How Wireless Technology Continues To Help You Work From Home

wireless, wireless broadband, superfast broadband, broadband, internet, ISPAre you going to be affected by the train strikes this week, and a proposed teacher’s strike later on in the year?

The post-Covid recovery didn’t last long, did it? We were hoping that we could all get back to work, the economy would level out and we’d all be looking at better future, free of lockdowns and masks.

But what Covid did show us was that we’re OK working from home if it’s not possible to get into the office. In fact the structure for many offices has changed with meetings in the same building being conducted online, making sharing documents, visualisations and other assets immediately available to everyone. No need to find a meeting room and drag everyone away from their desk, making the meeting as low-impact as possible.

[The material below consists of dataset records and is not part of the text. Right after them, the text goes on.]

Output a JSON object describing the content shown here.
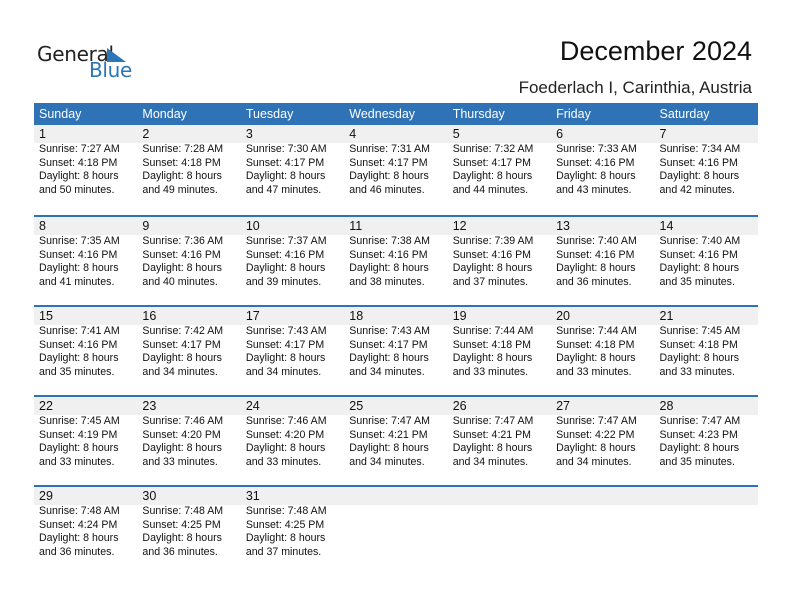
{
  "brand": {
    "general": "General",
    "blue": "Blue"
  },
  "header": {
    "title": "December 2024",
    "location": "Foederlach I, Carinthia, Austria"
  },
  "colors": {
    "accent": "#2f72b5",
    "band": "#f0f0f0"
  },
  "weekdays": [
    "Sunday",
    "Monday",
    "Tuesday",
    "Wednesday",
    "Thursday",
    "Friday",
    "Saturday"
  ],
  "weeks": [
    [
      {
        "day": "1",
        "sunrise": "Sunrise: 7:27 AM",
        "sunset": "Sunset: 4:18 PM",
        "daylight1": "Daylight: 8 hours",
        "daylight2": "and 50 minutes."
      },
      {
        "day": "2",
        "sunrise": "Sunrise: 7:28 AM",
        "sunset": "Sunset: 4:18 PM",
        "daylight1": "Daylight: 8 hours",
        "daylight2": "and 49 minutes."
      },
      {
        "day": "3",
        "sunrise": "Sunrise: 7:30 AM",
        "sunset": "Sunset: 4:17 PM",
        "daylight1": "Daylight: 8 hours",
        "daylight2": "and 47 minutes."
      },
      {
        "day": "4",
        "sunrise": "Sunrise: 7:31 AM",
        "sunset": "Sunset: 4:17 PM",
        "daylight1": "Daylight: 8 hours",
        "daylight2": "and 46 minutes."
      },
      {
        "day": "5",
        "sunrise": "Sunrise: 7:32 AM",
        "sunset": "Sunset: 4:17 PM",
        "daylight1": "Daylight: 8 hours",
        "daylight2": "and 44 minutes."
      },
      {
        "day": "6",
        "sunrise": "Sunrise: 7:33 AM",
        "sunset": "Sunset: 4:16 PM",
        "daylight1": "Daylight: 8 hours",
        "daylight2": "and 43 minutes."
      },
      {
        "day": "7",
        "sunrise": "Sunrise: 7:34 AM",
        "sunset": "Sunset: 4:16 PM",
        "daylight1": "Daylight: 8 hours",
        "daylight2": "and 42 minutes."
      }
    ],
    [
      {
        "day": "8",
        "sunrise": "Sunrise: 7:35 AM",
        "sunset": "Sunset: 4:16 PM",
        "daylight1": "Daylight: 8 hours",
        "daylight2": "and 41 minutes."
      },
      {
        "day": "9",
        "sunrise": "Sunrise: 7:36 AM",
        "sunset": "Sunset: 4:16 PM",
        "daylight1": "Daylight: 8 hours",
        "daylight2": "and 40 minutes."
      },
      {
        "day": "10",
        "sunrise": "Sunrise: 7:37 AM",
        "sunset": "Sunset: 4:16 PM",
        "daylight1": "Daylight: 8 hours",
        "daylight2": "and 39 minutes."
      },
      {
        "day": "11",
        "sunrise": "Sunrise: 7:38 AM",
        "sunset": "Sunset: 4:16 PM",
        "daylight1": "Daylight: 8 hours",
        "daylight2": "and 38 minutes."
      },
      {
        "day": "12",
        "sunrise": "Sunrise: 7:39 AM",
        "sunset": "Sunset: 4:16 PM",
        "daylight1": "Daylight: 8 hours",
        "daylight2": "and 37 minutes."
      },
      {
        "day": "13",
        "sunrise": "Sunrise: 7:40 AM",
        "sunset": "Sunset: 4:16 PM",
        "daylight1": "Daylight: 8 hours",
        "daylight2": "and 36 minutes."
      },
      {
        "day": "14",
        "sunrise": "Sunrise: 7:40 AM",
        "sunset": "Sunset: 4:16 PM",
        "daylight1": "Daylight: 8 hours",
        "daylight2": "and 35 minutes."
      }
    ],
    [
      {
        "day": "15",
        "sunrise": "Sunrise: 7:41 AM",
        "sunset": "Sunset: 4:16 PM",
        "daylight1": "Daylight: 8 hours",
        "daylight2": "and 35 minutes."
      },
      {
        "day": "16",
        "sunrise": "Sunrise: 7:42 AM",
        "sunset": "Sunset: 4:17 PM",
        "daylight1": "Daylight: 8 hours",
        "daylight2": "and 34 minutes."
      },
      {
        "day": "17",
        "sunrise": "Sunrise: 7:43 AM",
        "sunset": "Sunset: 4:17 PM",
        "daylight1": "Daylight: 8 hours",
        "daylight2": "and 34 minutes."
      },
      {
        "day": "18",
        "sunrise": "Sunrise: 7:43 AM",
        "sunset": "Sunset: 4:17 PM",
        "daylight1": "Daylight: 8 hours",
        "daylight2": "and 34 minutes."
      },
      {
        "day": "19",
        "sunrise": "Sunrise: 7:44 AM",
        "sunset": "Sunset: 4:18 PM",
        "daylight1": "Daylight: 8 hours",
        "daylight2": "and 33 minutes."
      },
      {
        "day": "20",
        "sunrise": "Sunrise: 7:44 AM",
        "sunset": "Sunset: 4:18 PM",
        "daylight1": "Daylight: 8 hours",
        "daylight2": "and 33 minutes."
      },
      {
        "day": "21",
        "sunrise": "Sunrise: 7:45 AM",
        "sunset": "Sunset: 4:18 PM",
        "daylight1": "Daylight: 8 hours",
        "daylight2": "and 33 minutes."
      }
    ],
    [
      {
        "day": "22",
        "sunrise": "Sunrise: 7:45 AM",
        "sunset": "Sunset: 4:19 PM",
        "daylight1": "Daylight: 8 hours",
        "daylight2": "and 33 minutes."
      },
      {
        "day": "23",
        "sunrise": "Sunrise: 7:46 AM",
        "sunset": "Sunset: 4:20 PM",
        "daylight1": "Daylight: 8 hours",
        "daylight2": "and 33 minutes."
      },
      {
        "day": "24",
        "sunrise": "Sunrise: 7:46 AM",
        "sunset": "Sunset: 4:20 PM",
        "daylight1": "Daylight: 8 hours",
        "daylight2": "and 33 minutes."
      },
      {
        "day": "25",
        "sunrise": "Sunrise: 7:47 AM",
        "sunset": "Sunset: 4:21 PM",
        "daylight1": "Daylight: 8 hours",
        "daylight2": "and 34 minutes."
      },
      {
        "day": "26",
        "sunrise": "Sunrise: 7:47 AM",
        "sunset": "Sunset: 4:21 PM",
        "daylight1": "Daylight: 8 hours",
        "daylight2": "and 34 minutes."
      },
      {
        "day": "27",
        "sunrise": "Sunrise: 7:47 AM",
        "sunset": "Sunset: 4:22 PM",
        "daylight1": "Daylight: 8 hours",
        "daylight2": "and 34 minutes."
      },
      {
        "day": "28",
        "sunrise": "Sunrise: 7:47 AM",
        "sunset": "Sunset: 4:23 PM",
        "daylight1": "Daylight: 8 hours",
        "daylight2": "and 35 minutes."
      }
    ],
    [
      {
        "day": "29",
        "sunrise": "Sunrise: 7:48 AM",
        "sunset": "Sunset: 4:24 PM",
        "daylight1": "Daylight: 8 hours",
        "daylight2": "and 36 minutes."
      },
      {
        "day": "30",
        "sunrise": "Sunrise: 7:48 AM",
        "sunset": "Sunset: 4:25 PM",
        "daylight1": "Daylight: 8 hours",
        "daylight2": "and 36 minutes."
      },
      {
        "day": "31",
        "sunrise": "Sunrise: 7:48 AM",
        "sunset": "Sunset: 4:25 PM",
        "daylight1": "Daylight: 8 hours",
        "daylight2": "and 37 minutes."
      },
      null,
      null,
      null,
      null
    ]
  ]
}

The only drawback for many people who have to commute, even if it’s just a few stops is the quality of internet they get. People living and working in Worthing, Hove, Brighton, and Chichester are lucky enough to get the latest broadband technology. On the other hand people living in the sticks have to suffer with technology which hasn’t been updated for decades, and was never designed to handle the amount of traffic that an online community working from home need. Briant Broadband’s Wireless internet service is the answer to that. Read more